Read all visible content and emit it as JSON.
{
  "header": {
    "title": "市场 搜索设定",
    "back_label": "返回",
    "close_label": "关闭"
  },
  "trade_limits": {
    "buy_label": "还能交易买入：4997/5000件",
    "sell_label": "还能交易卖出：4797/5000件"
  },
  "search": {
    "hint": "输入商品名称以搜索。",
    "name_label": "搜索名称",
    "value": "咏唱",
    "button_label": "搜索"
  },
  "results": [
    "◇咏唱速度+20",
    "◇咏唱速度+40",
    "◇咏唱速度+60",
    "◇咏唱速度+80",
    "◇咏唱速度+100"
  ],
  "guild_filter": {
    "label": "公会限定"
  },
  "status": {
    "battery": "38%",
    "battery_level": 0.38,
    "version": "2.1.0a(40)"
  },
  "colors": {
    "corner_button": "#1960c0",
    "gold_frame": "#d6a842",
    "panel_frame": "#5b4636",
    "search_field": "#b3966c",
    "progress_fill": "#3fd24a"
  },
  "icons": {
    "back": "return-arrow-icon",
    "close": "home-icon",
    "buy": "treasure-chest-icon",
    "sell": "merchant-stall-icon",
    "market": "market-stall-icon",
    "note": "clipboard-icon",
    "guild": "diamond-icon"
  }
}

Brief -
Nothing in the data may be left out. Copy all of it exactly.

Task result -
Read all visible content and emit it as JSON.
{
  "header": {
    "title": "市场 搜索设定",
    "back_label": "返回",
    "close_label": "关闭"
  },
  "trade_limits": {
    "buy_label": "还能交易买入：4997/5000件",
    "sell_label": "还能交易卖出：4797/5000件"
  },
  "search": {
    "hint": "输入商品名称以搜索。",
    "name_label": "搜索名称",
    "value": "咏唱",
    "button_label": "搜索"
  },
  "results": [
    "◇咏唱速度+20",
    "◇咏唱速度+40",
    "◇咏唱速度+60",
    "◇咏唱速度+80",
    "◇咏唱速度+100"
  ],
  "guild_filter": {
    "label": "公会限定"
  },
  "status": {
    "battery": "38%",
    "battery_level": 0.38,
    "version": "2.1.0a(40)"
  },
  "colors": {
    "corner_button": "#1960c0",
    "gold_frame": "#d6a842",
    "panel_frame": "#5b4636",
    "search_field": "#b3966c",
    "progress_fill": "#3fd24a"
  },
  "icons": {
    "back": "return-arrow-icon",
    "close": "home-icon",
    "buy": "treasure-chest-icon",
    "sell": "merchant-stall-icon",
    "market": "market-stall-icon",
    "note": "clipboard-icon",
    "guild": "diamond-icon"
  }
}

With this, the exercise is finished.